The pandemic brought a heightened awareness of cleaning and disinfection to both cleaning companies and the general public. The Use, Overuse, and largely Misuse of chemical disinfectants have caused increased concern about exposure to toxic chemicals (Reminder: disinfectants are classified as pesticides by the EPA), and potential antimicrobial resistance. This saw a renewed interest in other methods of disinfection, especially steam and UV light. Let’s a take a closer look at steam.
Steam has been used for years as a disinfecting medium. For example, the autoclave, where surgical instruments are sterilized by high temperature steam (under pressure) for 20 minutes or so. Steam has also become a popular cleaning tool, both as steam mops and dry steam generators. Steam mops are not disinfection devices and are not sold as such, but dry steam vapor machines are suddenly popping up as solid alternatives to chemical disinfectants. There is good evidence that steam can kill or inactivate viruses, bacteria, and other pathogens, but it takes more than passing some steam over a surface in order to actually achieve disinfection.
First of all, what is a dry steam vapor generator? It is a machine with a boiler in which water is superheated to create steam that has a lot of heat and low moisture content, normally around 5%. Units vary widely in size, water and steam heat and steam pressure. Some units have just a boiler so that they have more limited run times between refills and repressurizing, others have non-pressurized reservoir tanks so they can be continuously refilled. While most of these units will do a passable or better job of cleaning, but now many of these units claim to be effective disinfection tools. But are they?
To be considered a disinfection device a unit must show a reduction of 99.999% of the target pathogen within a proscribed time. This testing must be submitted to the EPA to receive an Establishment number which is then listed on each unit. Any company claiming to disinfect should have available their test results for their machines. Some are referring to published studies that were done on specific machines, not theirs. If you are looking for a machine for disinfection, it is important to consult the manufacture’s testing on the specific machine you are reviewing.
Unfortunately, in examining the websites of several major players in the industry, I found only two which had any test results available. One had limited test results showing disinfection after 30 second exposure. This seems to be the assumed contact time needed for disinfection. The problem is, a 30 second contact time is unrealistic, both for the fact that such long an exposure would damage many surfaces and it would be maddingly slow to disinfect any sizable area. One website, Advap.com, did provide detailed test results to back up their claims of rapid disinfection. (3-7 seconds!). This is a much more doable contact time and makes actually achieving disinfection more realistic. The difference is their proprietary system Thermal

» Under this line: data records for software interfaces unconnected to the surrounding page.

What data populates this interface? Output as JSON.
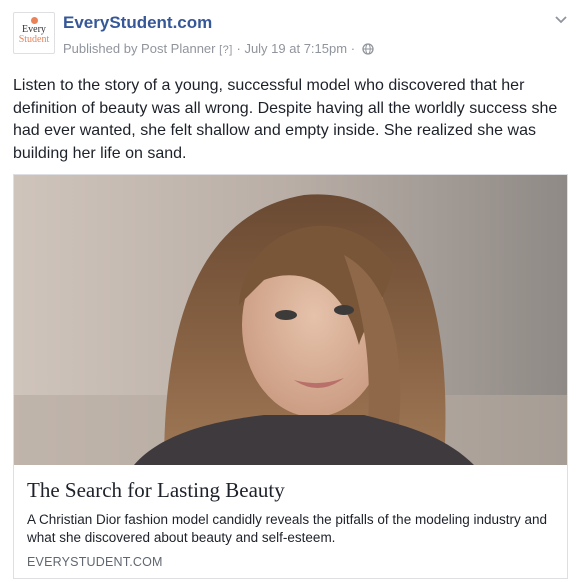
{
  "header": {
    "logo_line1": "Every",
    "logo_line2": "Student",
    "page_name": "EveryStudent.com",
    "published_by": "Published by Post Planner",
    "help_marker": "[?]",
    "timestamp": "July 19 at 7:15pm",
    "separator": "·",
    "privacy_icon": "globe-icon",
    "menu_icon": "chevron-down-icon"
  },
  "post": {
    "text": "Listen to the story of a young, successful model who discovered that her definition of beauty was all wrong. Despite having all the worldly success she had ever wanted, she felt shallow and empty inside. She realized she was building her life on sand."
  },
  "link_card": {
    "title": "The Search for Lasting Beauty",
    "description": "A Christian Dior fashion model candidly reveals the pitfalls of the modeling industry and what she discovered about beauty and self-esteem.",
    "domain": "EVERYSTUDENT.COM"
  },
  "colors": {
    "link_blue": "#365899",
    "meta_gray": "#90949c",
    "logo_accent": "#e9835a"
  }
}
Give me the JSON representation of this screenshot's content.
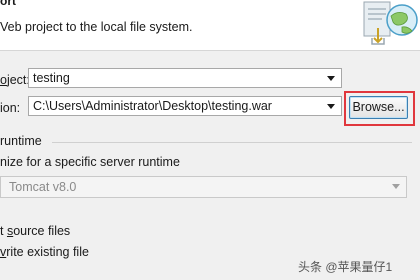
{
  "header": {
    "title": "ort",
    "description": "Veb project to the local file system."
  },
  "form": {
    "project_label_pre": "",
    "project_label_mnemonic": "o",
    "project_label_post": "ject:",
    "project_value": "testing",
    "destination_label": "ion:",
    "destination_value": "C:\\Users\\Administrator\\Desktop\\testing.war",
    "browse_button": "Browse...",
    "runtime_group_label": "runtime",
    "optimize_label": "nize for a specific server runtime",
    "server_runtime_value": "Tomcat v8.0",
    "export_source_pre": "t ",
    "export_source_mnemonic": "s",
    "export_source_post": "ource files",
    "overwrite_pre": "",
    "overwrite_mnemonic": "v",
    "overwrite_post": "rite existing file"
  },
  "watermark": "头条 @苹果量仔1"
}
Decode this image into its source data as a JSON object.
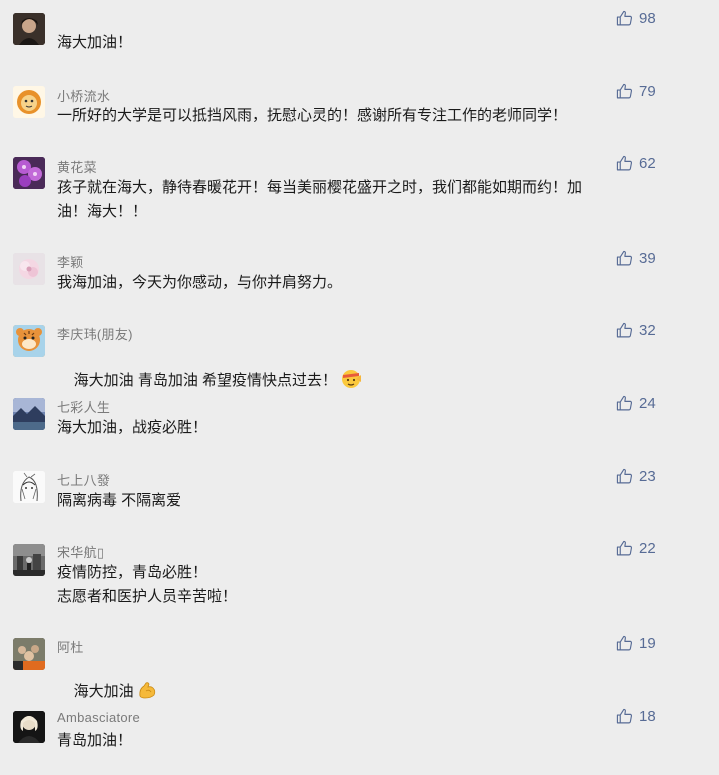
{
  "comments": [
    {
      "nickname": "",
      "content": "海大加油！",
      "likes": "98",
      "avatar": "dark-portrait"
    },
    {
      "nickname": "小桥流水",
      "content": "一所好的大学是可以抵挡风雨，抚慰心灵的！感谢所有专注工作的老师同学！",
      "likes": "79",
      "avatar": "lion-cartoon"
    },
    {
      "nickname": "黄花菜",
      "content": "孩子就在海大，静待春暖花开！每当美丽樱花盛开之时，我们都能如期而约！加\n油！海大！！",
      "likes": "62",
      "avatar": "purple-flower"
    },
    {
      "nickname": "李颖",
      "content": "我海加油，今天为你感动，与你并肩努力。",
      "likes": "39",
      "avatar": "pink-flower"
    },
    {
      "nickname": "李庆玮(朋友)",
      "content": "海大加油 青岛加油 希望疫情快点过去！",
      "likes": "32",
      "avatar": "tiger-cartoon",
      "emoji": "salute-face-emoji"
    },
    {
      "nickname": "七彩人生",
      "content": "海大加油，战疫必胜！",
      "likes": "24",
      "avatar": "landscape"
    },
    {
      "nickname": "七上八發",
      "content": "隔离病毒 不隔离爱",
      "likes": "23",
      "avatar": "anime-sketch"
    },
    {
      "nickname": "宋华航▯",
      "content": "疫情防控，青岛必胜！\n志愿者和医护人员辛苦啦！",
      "likes": "22",
      "avatar": "street-photo"
    },
    {
      "nickname": "阿杜",
      "content": "海大加油",
      "likes": "19",
      "avatar": "group-photo",
      "emoji": "flexed-biceps-emoji"
    },
    {
      "nickname": "Ambasciatore",
      "content": "青岛加油！",
      "likes": "18",
      "avatar": "portrait-dark"
    }
  ],
  "colors": {
    "background": "#ededed",
    "like": "#576b95",
    "nickname": "#7a7a7a",
    "content": "#1a1a1a"
  }
}
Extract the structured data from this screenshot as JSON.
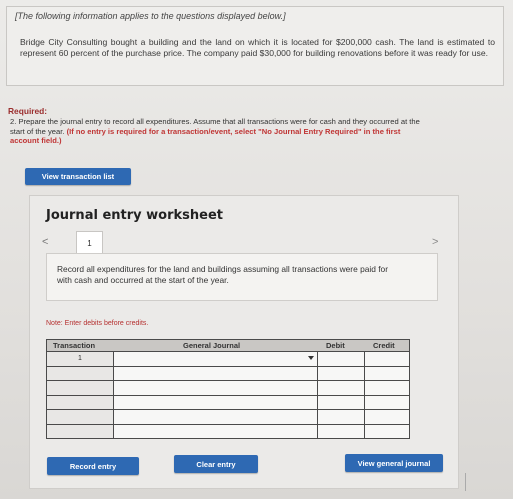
{
  "info": {
    "intro": "[The following information applies to the questions displayed below.]",
    "body": "Bridge City Consulting bought a building and the land on which it is located for $200,000 cash. The land is estimated to represent 60 percent of the purchase price. The company paid $30,000 for building renovations before it was ready for use."
  },
  "required": {
    "label": "Required:",
    "text": "2. Prepare the journal entry to record all expenditures. Assume that all transactions were for cash and they occurred at the start of the year.",
    "note_red": "(If no entry is required for a transaction/event, select \"No Journal Entry Required\" in the first account field.)"
  },
  "buttons": {
    "view_transaction_list": "View transaction list",
    "record_entry": "Record entry",
    "clear_entry": "Clear entry",
    "view_general_journal": "View general journal"
  },
  "worksheet": {
    "title": "Journal entry worksheet",
    "tab": "1",
    "nav_prev": "<",
    "nav_next": ">",
    "instruction": "Record all expenditures for the land and buildings assuming all transactions were paid for with cash and occurred at the start of the year.",
    "note": "Note: Enter debits before credits."
  },
  "table": {
    "headers": {
      "transaction": "Transaction",
      "general_journal": "General Journal",
      "debit": "Debit",
      "credit": "Credit"
    },
    "rows": [
      "1",
      "",
      "",
      "",
      "",
      ""
    ]
  }
}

Accelerated Nano Crystal Sanitation (TANCS®) which they claim allows for the rapid disinfection rate. These tests have met the EPA standard for a disinfecting device and they clearly list their EPA Establishment number. Also worth checking out on the site are three peer reviewed studies showing some amazing results using their system. Unfortunately, some other manufacturers may have misrepresented their products by quoting from these studies which are specific to the TANCS-equipped systems.
If all you are looking for is cleaning, many of these units will work well, but if you need actual disinfection, take the time to check what test results the manufacturers use to back up their claims especially if you are a contractor or in-house service provider making claims of disinfection.